The lawsuit also names the owner of the warehouse, the managers of the Ghost Ship facility, the local electric power company, and more than a dozen others. One defendant, a co-sponsor of the performance on the night of the fire, was dismissed from the case.

The so-called Ghost Ship was home to dozens of artists, mostly young people, who built makeshift living spaces out of found objects and carpets, and powered their electric lights, cooking equipment and amplifiers using extension cords attached to another building nearby.

The Ghost Ship, believed to be one of perhaps dozens of illegal live/work facilities in Oakland, featured a performance stage on the second floor.

In fact, it was during a Dec. 2, 2016, musical presentation that the fire broke out. Investigators from the Oakland Fire Department and U.S. Dept. of Alcohol, Tobacco, Firearms and Explosives were unable to determine exactly why or where the fire started.

But the blaze apparently spread quickly through the crowded warehouse, trapping concertgoers on the second floor where many bodies were found. The main access to the second floor was a makeshift stairway of wooden pallets that quickly collapsed, and a second stairway was behind a partition and could not be easily located, especially after the jury-rigged lighting system failed.

Dozens of artists rented spots to live and work in the two-story warehouse at 1305 31st Ave. But the building, in Oakland's working class Fruitvale District, had not been inspected by the city for more than 30 years, despite numerous visits by police and firefighters, according to the San Francisco Chronicle newspaper.

At issue was whether those visits and others by social workers were enough to give the city notice of hazardous conditions at the Ghost Ship warehouse, and Judge Seligman concluded it was, even if there had been no formal inspection. Standard governmental immunity did not relieve the city of its duty to act in a dangerous situation, the court said.

Next up in the civil case is a decision on whether the county of Alameda, where Oakland is located, also may be liable for the loss of life.

Criminal proceedings against master tenant Derick Almena and his assistant are still pending.
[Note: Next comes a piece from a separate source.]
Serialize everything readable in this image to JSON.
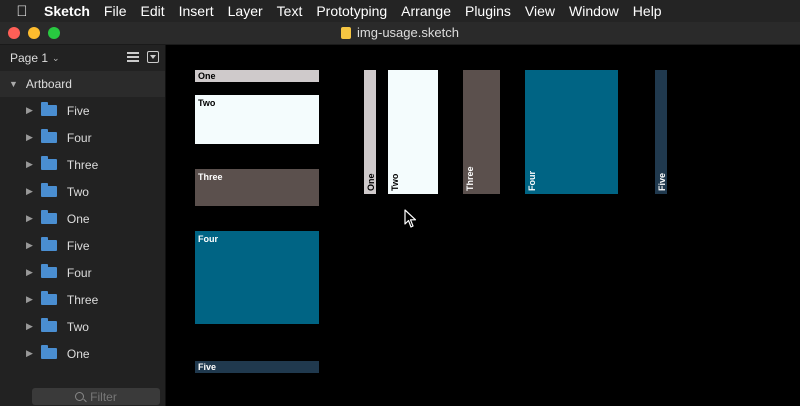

They have pleaded not guilty to all charges.

All 36 victims, who ranged in age from 17 to 61, died of smoke inhalation, according to the Alameda County coroner's office.